Additionally, § 546(c) of the Bankruptcy Code sets forth the right of a seller that has sold goods to the debtor in the ordinary course of its business to reclaim such goods if the debtor has received the goods while insolvent, within 45 days before the date of the commencement of the relevant bankruptcy proceeding, as long as the seller demands in writing the reclamation of such goods:
- no later than 45 days after the date of receipt of those goods by the debtor; or
- no later than 20 days after the date of the commencement of the case if the 45-day period expires after the commencement of the bankruptcy case.
As in Mexico, § 503(b)(9) of the Bankruptcy Code provides that after notice and a hearing, payment of administrative expenses shall be allowed, including the value of any goods received by the debtor within 20 days before the date of the commencement of a case under chapter 11 in which the goods have been sold to the debtor in the ordinary course of the debtor’s business. These are considered administrative expense claims under § 503(b)(9) of the Bankruptcy Code, which are therefore given priority treatment over general unsecured claims. Hence, they must be paid in full for a chapter 11 debtor to emerge from bankruptcy. Thus, § 503(b)(9) claims are generally paid faster.
Given that it is an administrative expense and not a pre-petition claim, a chapter 11 debtor with the necessary funds can cover the allowed administrative expense before confirmation of a plan. Accordingly, creditors that successfully assert a § 503(b)(9) claim for goods delivered within 20 days of the petition date have an increased likelihood for a full and quicker recovery. 
Proposal to Unify Judicial Criteria
Taking into consideration the foregoing, this article does not intend to make an exhaustive study of the separation action (ruled by the LCM) nor the possibility of recovering creditors’ assets in insolvency proceedings under U.S. law. Rather, it intends to explain judicial practices by some Mexican federal courts, and provide elements to overcome their shortcomings, by taking advantage of existing U.S. law and judicial precedents in cross-border litigation proceedings.
The authors of this article consider that Mexican federal courts should standardize their criteria and make a true evaluation of the ratio legis of the separation action as it was conceived in the LCM. Using the U.S. legislation as a reference, creditors should be allowed to reclaim goods and assets from a debtor-applicant for bankruptcy proceedings upon written demand, as long as the goods or assets were received by debtor within a specific time frame before the date of the commencement of the bankruptcy proceeding.

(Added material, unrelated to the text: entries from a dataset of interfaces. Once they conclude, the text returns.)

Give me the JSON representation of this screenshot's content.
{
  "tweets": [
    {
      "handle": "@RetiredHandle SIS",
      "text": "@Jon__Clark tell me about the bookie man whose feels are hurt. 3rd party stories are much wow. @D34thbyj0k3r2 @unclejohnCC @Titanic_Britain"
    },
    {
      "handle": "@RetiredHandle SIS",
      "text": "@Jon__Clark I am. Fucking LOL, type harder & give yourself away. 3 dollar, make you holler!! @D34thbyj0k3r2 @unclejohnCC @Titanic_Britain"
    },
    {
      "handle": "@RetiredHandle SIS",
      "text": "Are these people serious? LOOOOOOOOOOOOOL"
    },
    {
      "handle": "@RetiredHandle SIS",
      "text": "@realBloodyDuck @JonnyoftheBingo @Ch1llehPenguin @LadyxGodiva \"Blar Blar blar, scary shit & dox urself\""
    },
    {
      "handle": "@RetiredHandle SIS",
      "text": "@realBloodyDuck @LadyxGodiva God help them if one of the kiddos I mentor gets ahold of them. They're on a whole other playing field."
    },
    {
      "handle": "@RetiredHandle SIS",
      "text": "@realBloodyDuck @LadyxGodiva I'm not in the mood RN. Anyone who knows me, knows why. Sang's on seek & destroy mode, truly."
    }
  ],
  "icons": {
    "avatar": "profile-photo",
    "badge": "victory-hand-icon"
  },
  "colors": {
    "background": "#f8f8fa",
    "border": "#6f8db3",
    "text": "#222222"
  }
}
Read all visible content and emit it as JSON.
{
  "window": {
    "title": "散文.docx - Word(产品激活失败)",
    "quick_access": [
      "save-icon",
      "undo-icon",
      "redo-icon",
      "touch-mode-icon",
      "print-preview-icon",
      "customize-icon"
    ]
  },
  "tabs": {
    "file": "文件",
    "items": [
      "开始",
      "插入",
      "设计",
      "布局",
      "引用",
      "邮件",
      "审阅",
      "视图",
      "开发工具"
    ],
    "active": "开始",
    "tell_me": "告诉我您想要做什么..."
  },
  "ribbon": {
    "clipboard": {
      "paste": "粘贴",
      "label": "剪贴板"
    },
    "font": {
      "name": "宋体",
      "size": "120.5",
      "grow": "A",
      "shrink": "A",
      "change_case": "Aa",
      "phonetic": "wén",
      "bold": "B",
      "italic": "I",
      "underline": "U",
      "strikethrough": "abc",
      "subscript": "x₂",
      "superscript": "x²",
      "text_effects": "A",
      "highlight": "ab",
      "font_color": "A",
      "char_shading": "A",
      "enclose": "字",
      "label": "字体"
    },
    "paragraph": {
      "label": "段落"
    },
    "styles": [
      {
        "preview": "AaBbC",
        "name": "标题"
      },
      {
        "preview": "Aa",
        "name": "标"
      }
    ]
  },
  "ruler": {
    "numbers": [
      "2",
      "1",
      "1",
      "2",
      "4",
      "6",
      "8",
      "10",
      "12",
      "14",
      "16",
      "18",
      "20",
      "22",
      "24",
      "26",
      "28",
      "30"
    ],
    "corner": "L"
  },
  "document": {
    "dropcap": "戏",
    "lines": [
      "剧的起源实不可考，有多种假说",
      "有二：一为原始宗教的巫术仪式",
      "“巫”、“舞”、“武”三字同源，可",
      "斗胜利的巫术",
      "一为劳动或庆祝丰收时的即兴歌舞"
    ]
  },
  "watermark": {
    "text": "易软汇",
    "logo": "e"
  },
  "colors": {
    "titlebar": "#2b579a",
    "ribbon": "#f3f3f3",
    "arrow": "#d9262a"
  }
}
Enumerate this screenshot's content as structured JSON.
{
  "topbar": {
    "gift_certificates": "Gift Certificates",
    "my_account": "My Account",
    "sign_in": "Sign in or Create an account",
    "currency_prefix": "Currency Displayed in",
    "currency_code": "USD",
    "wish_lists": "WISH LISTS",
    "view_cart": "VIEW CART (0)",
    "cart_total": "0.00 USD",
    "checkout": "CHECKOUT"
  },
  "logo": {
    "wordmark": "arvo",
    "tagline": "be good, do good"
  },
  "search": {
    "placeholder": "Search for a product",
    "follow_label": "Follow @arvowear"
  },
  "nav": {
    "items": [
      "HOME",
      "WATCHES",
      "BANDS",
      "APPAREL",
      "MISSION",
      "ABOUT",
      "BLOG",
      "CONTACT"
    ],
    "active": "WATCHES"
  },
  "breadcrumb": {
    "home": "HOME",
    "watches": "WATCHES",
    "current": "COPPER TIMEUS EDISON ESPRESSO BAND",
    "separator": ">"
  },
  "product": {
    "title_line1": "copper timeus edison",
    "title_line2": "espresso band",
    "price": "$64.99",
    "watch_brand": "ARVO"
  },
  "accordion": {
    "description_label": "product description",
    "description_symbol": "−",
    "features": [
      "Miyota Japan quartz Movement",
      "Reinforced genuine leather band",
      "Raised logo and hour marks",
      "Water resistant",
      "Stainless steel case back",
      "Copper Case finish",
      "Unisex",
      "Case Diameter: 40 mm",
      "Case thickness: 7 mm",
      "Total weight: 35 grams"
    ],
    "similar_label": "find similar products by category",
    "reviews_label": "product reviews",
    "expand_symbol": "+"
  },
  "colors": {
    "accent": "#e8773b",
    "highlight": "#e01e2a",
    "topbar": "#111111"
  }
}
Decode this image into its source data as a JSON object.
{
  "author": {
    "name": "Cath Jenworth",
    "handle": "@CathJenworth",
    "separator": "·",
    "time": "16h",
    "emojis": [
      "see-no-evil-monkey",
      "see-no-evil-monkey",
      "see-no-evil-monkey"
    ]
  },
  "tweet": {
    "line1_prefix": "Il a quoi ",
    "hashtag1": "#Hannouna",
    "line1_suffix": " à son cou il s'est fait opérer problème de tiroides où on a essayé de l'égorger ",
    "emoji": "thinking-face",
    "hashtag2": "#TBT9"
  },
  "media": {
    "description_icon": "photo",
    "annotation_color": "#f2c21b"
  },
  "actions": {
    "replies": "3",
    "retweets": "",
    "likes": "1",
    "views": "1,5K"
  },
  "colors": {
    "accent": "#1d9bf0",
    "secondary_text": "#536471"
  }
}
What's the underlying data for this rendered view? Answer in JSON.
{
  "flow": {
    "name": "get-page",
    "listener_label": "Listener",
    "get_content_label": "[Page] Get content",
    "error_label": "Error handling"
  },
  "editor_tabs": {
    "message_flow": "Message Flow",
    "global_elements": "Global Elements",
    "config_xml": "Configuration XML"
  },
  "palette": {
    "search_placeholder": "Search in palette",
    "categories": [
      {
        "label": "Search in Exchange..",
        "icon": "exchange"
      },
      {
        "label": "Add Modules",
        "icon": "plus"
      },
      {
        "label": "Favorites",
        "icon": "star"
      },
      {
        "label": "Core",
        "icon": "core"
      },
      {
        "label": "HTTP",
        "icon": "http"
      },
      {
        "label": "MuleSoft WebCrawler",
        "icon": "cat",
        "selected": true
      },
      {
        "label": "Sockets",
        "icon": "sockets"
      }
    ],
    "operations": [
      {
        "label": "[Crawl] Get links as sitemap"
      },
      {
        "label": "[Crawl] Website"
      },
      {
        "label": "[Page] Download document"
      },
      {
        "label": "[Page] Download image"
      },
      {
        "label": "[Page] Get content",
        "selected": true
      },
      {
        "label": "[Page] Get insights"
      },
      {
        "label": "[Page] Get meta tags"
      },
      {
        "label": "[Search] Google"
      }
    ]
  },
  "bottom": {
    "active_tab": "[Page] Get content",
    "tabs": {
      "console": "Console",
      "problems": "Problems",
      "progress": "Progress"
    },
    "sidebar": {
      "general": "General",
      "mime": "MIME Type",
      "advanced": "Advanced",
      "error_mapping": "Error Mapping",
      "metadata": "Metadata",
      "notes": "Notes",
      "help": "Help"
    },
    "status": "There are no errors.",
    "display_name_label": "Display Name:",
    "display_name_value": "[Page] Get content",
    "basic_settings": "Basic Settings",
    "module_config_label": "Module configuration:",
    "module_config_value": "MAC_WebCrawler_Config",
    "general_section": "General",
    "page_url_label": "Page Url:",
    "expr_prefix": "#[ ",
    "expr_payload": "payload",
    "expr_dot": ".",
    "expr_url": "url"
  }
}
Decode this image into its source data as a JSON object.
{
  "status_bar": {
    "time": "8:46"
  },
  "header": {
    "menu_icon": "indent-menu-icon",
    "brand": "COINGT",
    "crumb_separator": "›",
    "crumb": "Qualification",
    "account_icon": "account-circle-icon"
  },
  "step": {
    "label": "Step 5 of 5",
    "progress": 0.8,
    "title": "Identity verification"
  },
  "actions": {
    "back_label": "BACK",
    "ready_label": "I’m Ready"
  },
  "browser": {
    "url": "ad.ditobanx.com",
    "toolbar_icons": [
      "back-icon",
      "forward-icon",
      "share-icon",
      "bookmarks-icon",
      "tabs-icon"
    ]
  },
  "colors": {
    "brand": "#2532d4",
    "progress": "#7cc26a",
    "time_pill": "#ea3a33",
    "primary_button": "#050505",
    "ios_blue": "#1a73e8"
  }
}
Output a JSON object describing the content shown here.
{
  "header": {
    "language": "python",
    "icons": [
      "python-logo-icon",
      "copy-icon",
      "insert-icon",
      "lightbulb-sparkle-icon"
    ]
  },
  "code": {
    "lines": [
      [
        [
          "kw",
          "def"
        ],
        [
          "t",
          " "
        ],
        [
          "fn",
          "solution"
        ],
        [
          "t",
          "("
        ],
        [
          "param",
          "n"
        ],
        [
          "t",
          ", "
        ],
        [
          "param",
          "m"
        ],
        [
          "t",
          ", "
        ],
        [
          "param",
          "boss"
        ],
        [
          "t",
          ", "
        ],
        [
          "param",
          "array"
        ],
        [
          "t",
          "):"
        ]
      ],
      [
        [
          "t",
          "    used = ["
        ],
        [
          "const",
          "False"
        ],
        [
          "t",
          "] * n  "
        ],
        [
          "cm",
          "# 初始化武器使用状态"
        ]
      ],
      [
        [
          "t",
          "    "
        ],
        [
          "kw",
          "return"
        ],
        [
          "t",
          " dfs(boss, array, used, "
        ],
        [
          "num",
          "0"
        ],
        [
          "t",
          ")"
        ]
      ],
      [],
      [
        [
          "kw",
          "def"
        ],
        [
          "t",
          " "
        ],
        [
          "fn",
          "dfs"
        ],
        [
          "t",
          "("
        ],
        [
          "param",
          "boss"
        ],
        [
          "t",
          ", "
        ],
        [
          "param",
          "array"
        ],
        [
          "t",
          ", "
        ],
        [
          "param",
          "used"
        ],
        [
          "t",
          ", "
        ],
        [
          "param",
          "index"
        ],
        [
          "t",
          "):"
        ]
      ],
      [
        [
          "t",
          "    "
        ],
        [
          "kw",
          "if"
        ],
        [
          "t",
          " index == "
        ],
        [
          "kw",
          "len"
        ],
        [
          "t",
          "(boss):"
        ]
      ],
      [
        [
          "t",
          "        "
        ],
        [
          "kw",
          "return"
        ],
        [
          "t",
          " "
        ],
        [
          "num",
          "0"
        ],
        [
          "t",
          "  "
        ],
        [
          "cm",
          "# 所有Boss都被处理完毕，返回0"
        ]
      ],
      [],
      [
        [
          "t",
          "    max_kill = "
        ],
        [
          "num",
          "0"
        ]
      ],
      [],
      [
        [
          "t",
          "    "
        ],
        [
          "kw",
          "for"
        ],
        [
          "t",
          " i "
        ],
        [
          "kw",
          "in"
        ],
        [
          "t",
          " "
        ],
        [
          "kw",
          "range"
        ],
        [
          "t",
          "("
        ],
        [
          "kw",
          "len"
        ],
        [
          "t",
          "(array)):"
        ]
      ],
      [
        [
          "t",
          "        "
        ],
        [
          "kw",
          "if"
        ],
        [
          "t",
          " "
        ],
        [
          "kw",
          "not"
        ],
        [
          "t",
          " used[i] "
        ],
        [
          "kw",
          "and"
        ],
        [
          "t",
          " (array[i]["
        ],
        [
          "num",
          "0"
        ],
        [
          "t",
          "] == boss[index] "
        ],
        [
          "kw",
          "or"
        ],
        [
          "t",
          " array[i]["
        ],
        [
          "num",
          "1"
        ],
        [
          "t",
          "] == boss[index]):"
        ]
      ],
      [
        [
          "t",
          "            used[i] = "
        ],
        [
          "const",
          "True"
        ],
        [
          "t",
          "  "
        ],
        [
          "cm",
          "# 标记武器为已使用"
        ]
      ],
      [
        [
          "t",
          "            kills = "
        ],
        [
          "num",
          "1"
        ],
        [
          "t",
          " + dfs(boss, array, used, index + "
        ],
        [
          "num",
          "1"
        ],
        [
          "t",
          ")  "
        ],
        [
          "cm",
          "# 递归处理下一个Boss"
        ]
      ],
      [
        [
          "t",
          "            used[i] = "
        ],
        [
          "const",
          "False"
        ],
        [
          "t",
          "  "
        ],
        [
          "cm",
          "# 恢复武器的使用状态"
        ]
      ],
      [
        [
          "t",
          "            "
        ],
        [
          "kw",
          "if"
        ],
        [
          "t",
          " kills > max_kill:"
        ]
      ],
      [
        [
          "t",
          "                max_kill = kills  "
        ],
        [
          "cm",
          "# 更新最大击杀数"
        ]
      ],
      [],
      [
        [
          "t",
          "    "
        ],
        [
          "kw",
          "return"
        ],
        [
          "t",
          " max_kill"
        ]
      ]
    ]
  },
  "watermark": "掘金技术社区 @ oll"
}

This would leave creditors in a better position than where they currently stand, since they would have two options: (1) recover the goods and assets transferred to the bankrupt, which would enable creditors to obtain a profit from them by third parties; or (2) allow the debtor (bankrupt) to continue with the possession of such goods or assets, but give the creditor a priority claim over them — that is, get paid for their use as an administrative expense, prior to any other credit.
 Articles 70 and 71 of LCM.
 On March 4, 2022, by General Agreement of the Federal Judiciary Council 4/2022, published in the Official Gazette of the Federation, such collegiate body ordered the creation of the First and Second District Courts specialized in Commercial Bankruptcy (“bankruptcy courts”).
 Credits contracted for the administration of the bankrupt’s estate, as well as those indispensable to maintain the ordinary operation of the company and the necessary liquidity during the insolvency proceedings.
 Bernstein, Scott H. & Rich, Robert A., “Claims for Goods Delivered on the Eve of a Bankruptcy Filing: What Every Business Lawyer Needs to Know,” NY Business Law Journal, Winter 2020, Vol. 14, No. 2.